British Prime Minister Theresa May's Brexit withdrawal bill will not be published or debated until the week beginning June 3, the government has announced.
Whip Mark Spencer told MPs on Thursday: "We will update the House on the publication and introduction of the Withdrawal Agreement Bill on our return from the Whitsun recess."
"We had hoped to hold second reading on Friday 7 June," he added. "At the moment, we have not secured an agreement to this in the usual channels. Of course, we will update the House when we return from recess."
MPs are first given a chance to debate legislation at its second reading and then decide if it should go to the committee stage, where it is subjected to detailed line-by-line scrutiny and amendments.
Spencer stood in for prominent Brexit supporter and leader of the House of Commons Andrea Leadsom who announced her resignation from May's cabinet on Wednesday evening.
She said she could no longer support the government's approach after May's latest gambit to pass her Brexit deal backfired.
"I no longer believe that our approach will deliver on the referendum result," Leadsom, who served as Leader of the House of Commons, said in a resignation letter to May.
"It is therefore with great regret and with a heavy heart that I resign from the government."
The move came as pressure mounted on May to quit after MPs tore into her new Brexit plan.
A Downing Street spokesman said Leadsom had served with distinction and great ability, and that May is grateful for all of her work.
"We are disappointed that she has chosen to resign, and the Prime Minister remains focused on delivering the Brexit people voted for," he added.
Leadsom is now widely expected to launch her Conservative leadership bid.
May endured a torrid session in parliament on Wednesday as members from across the house criticised her modified proposal to deliver Brexit.
May's spokeswoman, contacted by Euronews, refused to confirm or deny reports that May was tonight meeting with senior ministers upset over her EU divorce proposal.
Meanwhile, another Conservative MP, writing an opinion piece in the Financial Times, called for her to step down.
"There is one last chance to get it right and leave in an orderly fashion.
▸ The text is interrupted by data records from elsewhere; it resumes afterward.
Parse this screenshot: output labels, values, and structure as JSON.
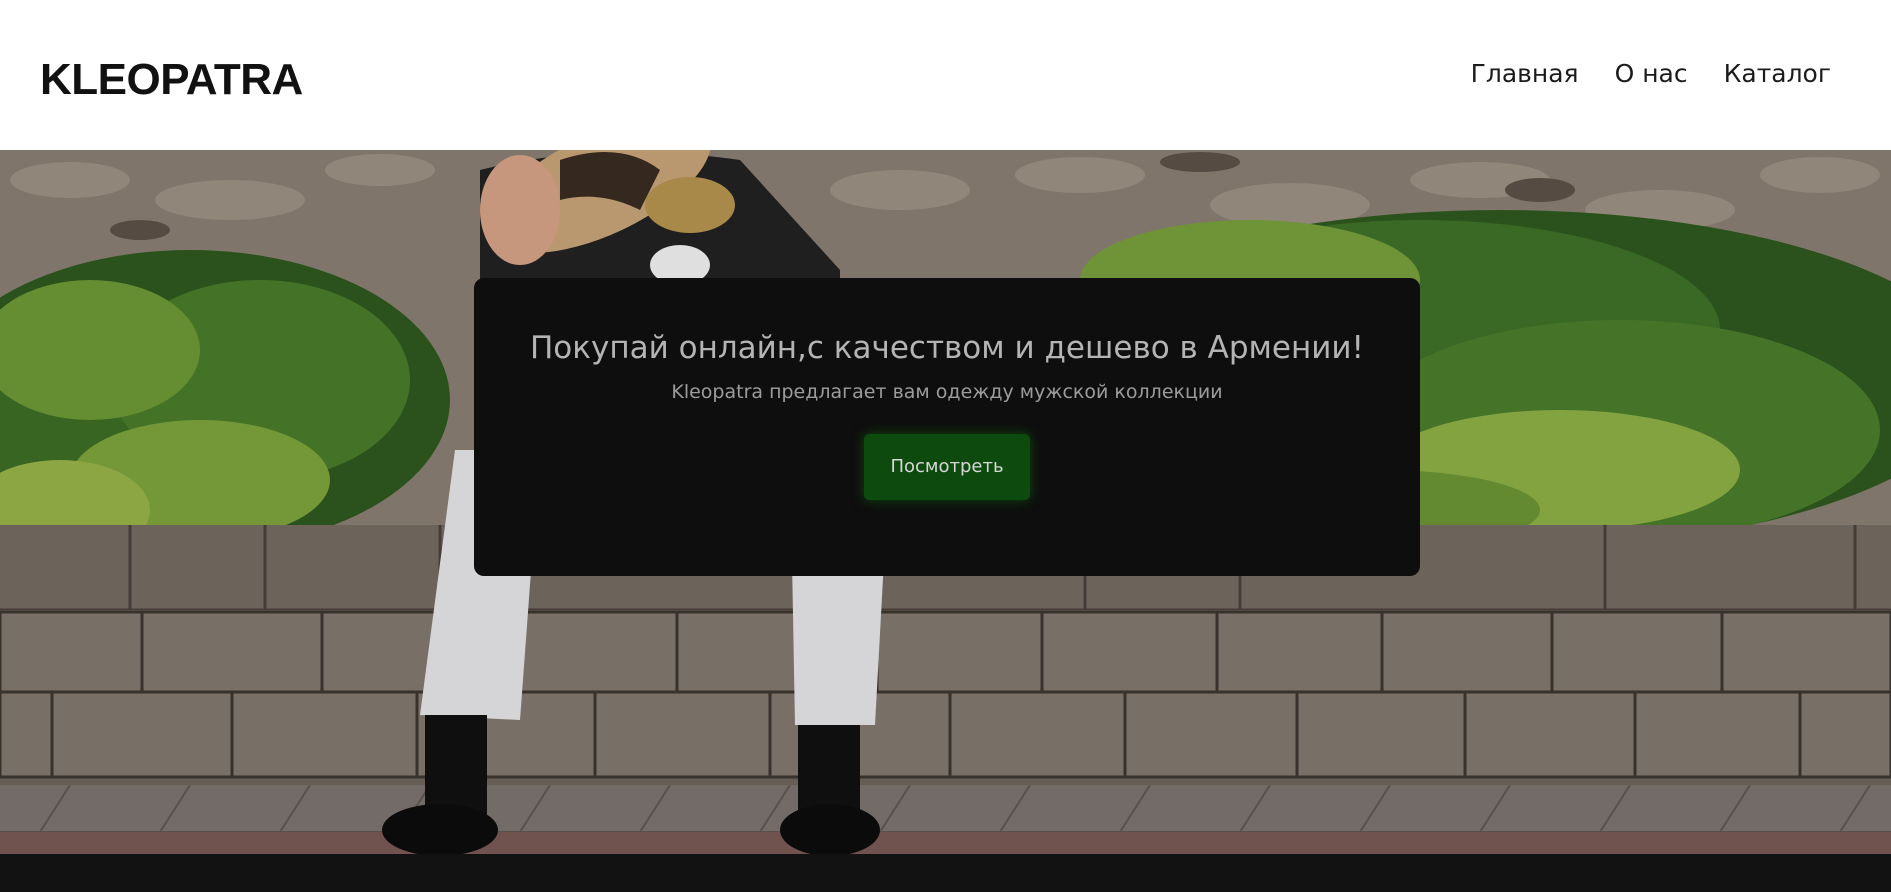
{
  "header": {
    "logo": "KLEOPATRA",
    "nav": [
      {
        "label": "Главная"
      },
      {
        "label": "О нас"
      },
      {
        "label": "Каталог"
      }
    ]
  },
  "hero": {
    "title": "Покупай онлайн,с качеством и дешево в Армении!",
    "subtitle": "Kleopatra предлагает вам одежду мужской коллекции",
    "button_label": "Посмотреть"
  },
  "colors": {
    "button": "#0d4a0d",
    "card": "#0e0e0e",
    "footer": "#121212"
  }
}
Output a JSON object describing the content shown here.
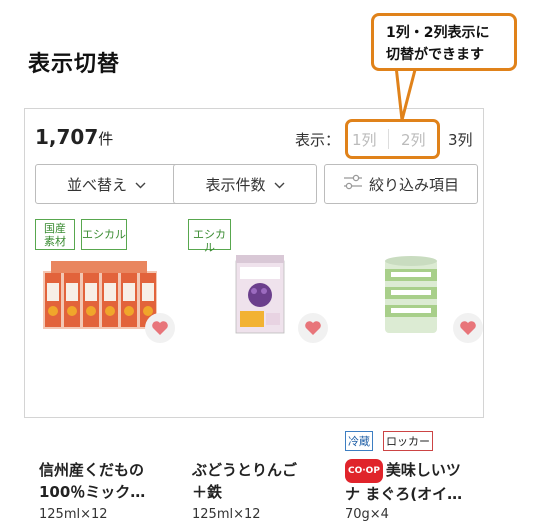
{
  "page": {
    "title": "表示切替"
  },
  "callout": {
    "line1": "1列・2列表示に",
    "line2": "切替ができます"
  },
  "toolbar": {
    "count": "1,707",
    "count_unit": "件",
    "display_label": "表示：",
    "options": [
      "1列",
      "2列",
      "3列"
    ],
    "selected": "3列"
  },
  "controls": {
    "sort": "並べ替え",
    "per_page": "表示件数",
    "filter": "絞り込み項目"
  },
  "products": [
    {
      "badges": [
        "国産\n素材",
        "エシカル"
      ],
      "name_l1": "信州産くだもの",
      "name_l2": "100％ミック…",
      "spec": "125ml×12"
    },
    {
      "badges": [
        "エシカル"
      ],
      "name_l1": "ぶどうとりんご",
      "name_l2": "＋鉄",
      "spec": "125ml×12"
    },
    {
      "tags": [
        "冷蔵",
        "ロッカー"
      ],
      "brand": "CO·OP",
      "name_l1": "美味しいツ",
      "name_l2": "ナ まぐろ(オイ…",
      "spec": "70g×4"
    }
  ],
  "colors": {
    "accent": "#e0821a",
    "badge": "#58a74e",
    "heart": "#e8757a"
  }
}
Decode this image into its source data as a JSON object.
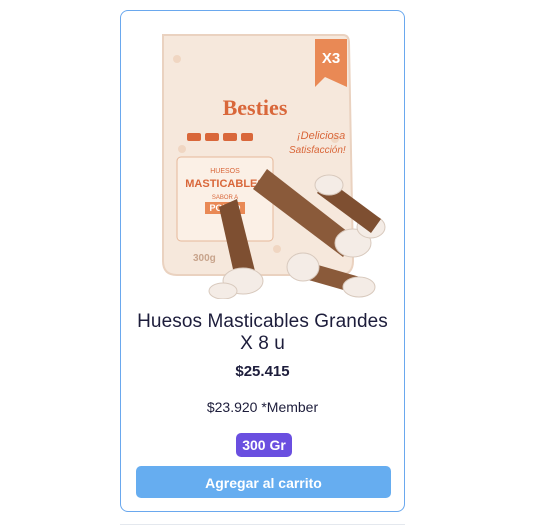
{
  "product": {
    "title": "Huesos Masticables Grandes X 8 u",
    "price": "$25.415",
    "member_price": "$23.920 *Member",
    "weight_badge": "300 Gr",
    "add_to_cart_label": "Agregar al carrito",
    "image": {
      "brand": "Besties",
      "pack_badge": "X3",
      "package_line1": "HUESOS",
      "package_line2": "MASTICABLES",
      "package_flavor": "SABOR A",
      "package_flavor2": "POLLO",
      "package_slogan1": "¡Deliciosa",
      "package_slogan2": "Satisfacción!",
      "package_weight": "300g"
    }
  },
  "colors": {
    "card_border": "#6aa8ee",
    "title_text": "#1d1d3b",
    "badge_bg": "#6a4fe0",
    "button_bg": "#66adf0"
  }
}
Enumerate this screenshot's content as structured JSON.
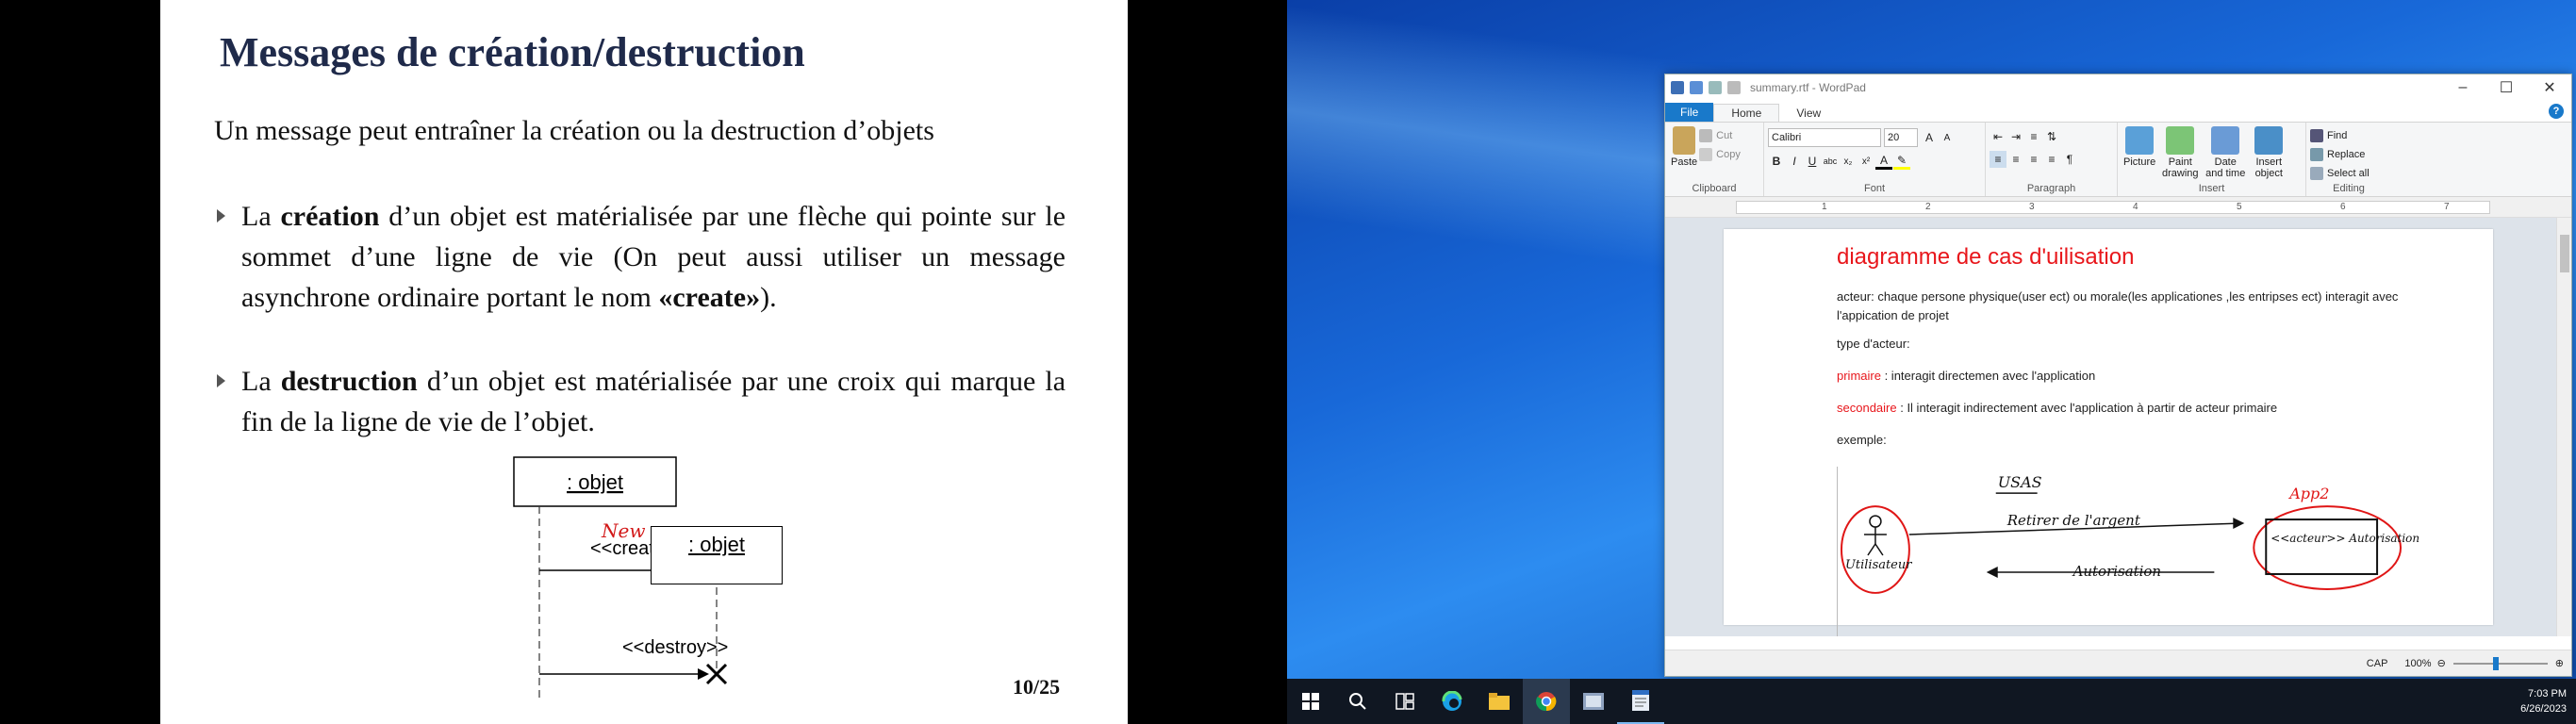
{
  "slide": {
    "title": "Messages de création/destruction",
    "intro": "Un message peut entraîner la création ou la destruction d’objets",
    "bullet1_pre": "La ",
    "bullet1_bold": "création",
    "bullet1_mid": " d’un objet est matérialisée par une flèche qui pointe sur le sommet d’une ligne de vie (On peut aussi utiliser un message asynchrone ordinaire portant le nom ",
    "bullet1_bold2": "«create»",
    "bullet1_end": ").",
    "bullet2_pre": "La ",
    "bullet2_bold": "destruction",
    "bullet2_end": " d’un objet est matérialisée par une croix qui marque la fin de la ligne de vie de l’objet.",
    "diagram": {
      "obj1": ": objet",
      "obj2": ": objet",
      "create_msg": "<<create>>",
      "destroy_msg": "<<destroy>>",
      "annotation": "New"
    },
    "page_number": "10/25"
  },
  "wordpad": {
    "title": "summary.rtf - WordPad",
    "tabs": [
      "File",
      "Home",
      "View"
    ],
    "clipboard": {
      "paste": "Paste",
      "cut": "Cut",
      "copy": "Copy",
      "group": "Clipboard"
    },
    "font": {
      "family": "Calibri",
      "size": "20",
      "group": "Font"
    },
    "paragraph_group": "Paragraph",
    "insert": {
      "picture": "Picture",
      "paint": "Paint drawing",
      "datetime": "Date and time",
      "object": "Insert object",
      "group": "Insert"
    },
    "editing": {
      "find": "Find",
      "replace": "Replace",
      "select_all": "Select all",
      "group": "Editing"
    },
    "ruler_marks": [
      "1",
      "2",
      "3",
      "4",
      "5",
      "6",
      "7"
    ],
    "document": {
      "heading": "diagramme de cas d'uilisation",
      "p1": "acteur: chaque persone physique(user ect) ou morale(les applicationes ,les entripses ect) interagit avec l'appication de projet",
      "p2": "type d'acteur:",
      "primary_label": "primaire",
      "primary_text": " : interagit directemen avec l'application",
      "secondary_label": "secondaire",
      "secondary_text": " : Il interagit indirectement avec l'application à partir de  acteur primaire",
      "p_example": "exemple:"
    },
    "handwriting": {
      "top": "USAS",
      "app2": "App2",
      "actor": "Utilisateur",
      "arrow1": "Retirer de l'argent",
      "arrow2": "Autorisation",
      "box": "<<acteur>> Autorisation"
    },
    "status": {
      "caps": "CAP",
      "zoom": "100%"
    }
  },
  "taskbar": {
    "time": "7:03 PM",
    "date": "6/26/2023"
  }
}
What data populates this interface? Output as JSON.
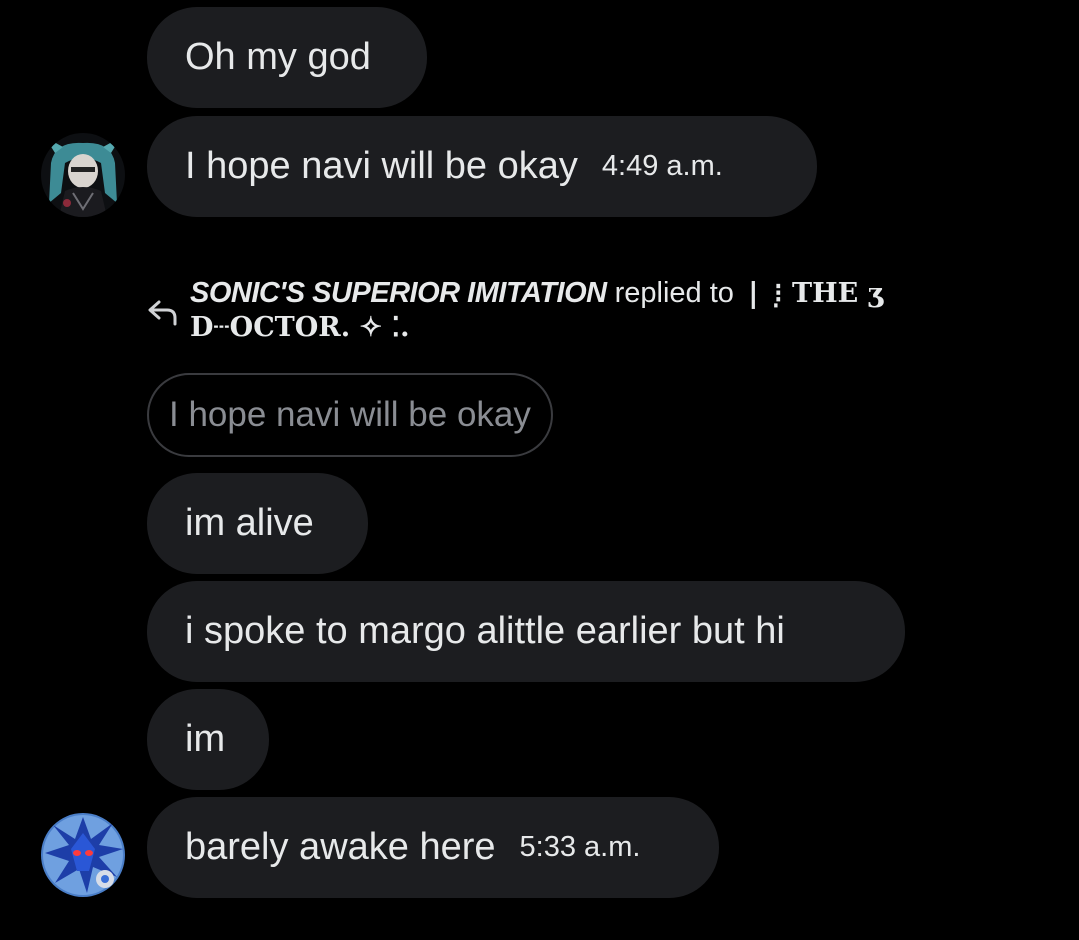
{
  "messages_top": [
    {
      "text": "Oh my god"
    },
    {
      "text": "I hope navi will be okay",
      "time": "4:49 a.m."
    }
  ],
  "avatars": {
    "first_sender": "avatar-anime-girl-teal-hair",
    "second_sender": "avatar-blue-robot-hedgehog"
  },
  "reply": {
    "icon": "reply-arrow-icon",
    "sender": "SONIC'S SUPERIOR IMITATION",
    "verb": "replied to",
    "target_line1": "❘ ⁝̣ THE ʒ",
    "target_line2": "D┄OCTOR. ✧ ⁚.",
    "quoted_text": "I hope navi will be okay"
  },
  "messages_bottom": [
    {
      "text": "im alive"
    },
    {
      "text": "i spoke to margo alittle earlier but hi"
    },
    {
      "text": "im"
    },
    {
      "text": "barely awake here",
      "time": "5:33 a.m."
    }
  ],
  "colors": {
    "background": "#000000",
    "bubble": "#1c1d20",
    "text": "#e7e9ea",
    "quoted_text": "#8a8d93",
    "quoted_border": "#3a3b3f"
  }
}
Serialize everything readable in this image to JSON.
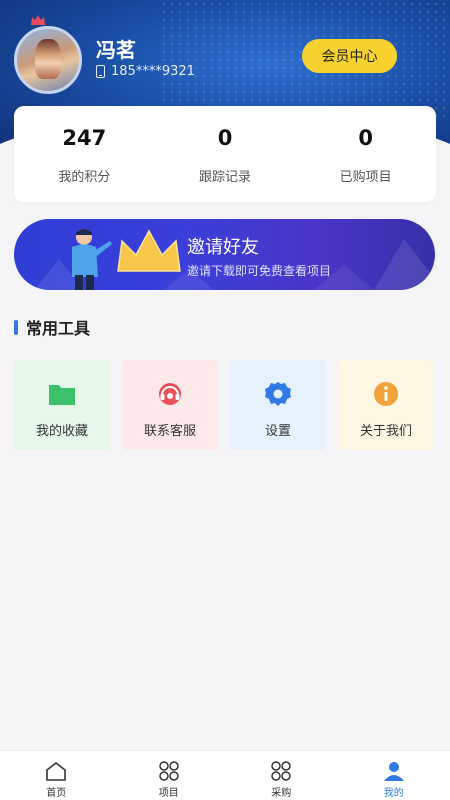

But it is now time for Prime Minister Theresa May to go and without delay," said Tom Tugendhat, who added that her attempt to deliver Brexit.
May said on Tuesday that if MPs approve her new EU divorce deal, they could, within that legislation, vote to have a confirmatory referendum.
Other changes to her Brexit agreement include a legal obligation to find alternatives to the Irish backstop by December 2020; no changes to environmental protections the UK enjoys as a member of the European Union; and new legislation to protect workers' rights.
But MPs were critical on Wednesday afternoon and said her deal was "dead in the water".
Earlier opposition leader Jeremy Corbyn said May had lost control of her Conservative Party and called for a general election to break the Brexit stalemate.
"The people of Scotland don’t want her deal, her own party doesn't want her deal," said Scottish National Party MP Ronnie Cowan. "Her time is up."
Ian Blackford, another SNP representative in Westminster, said May's deal was dead and called on her to "stop this charade".
Nicky Morgan, one of May's Conservative colleagues, said more time should be taken to find a compromise with opposition MPs.
"Please can I ask the prime minister to reflect very carefully on whether it should be put to parliament because the consequences of it not being passed are very serious," Morgan said. "If she really wants to heal the divisions, to get on with it, I would ask her to reflect very seriously about this bill not being put to parliament in early June and being allowed more compromise, more time being taken."
MPs have thrice rejected May's deal for leaving the European Union, which led to Brussels extending the deadline for leaving to October 31.
The delay means the UK will have to take part in European Parliament elections this week.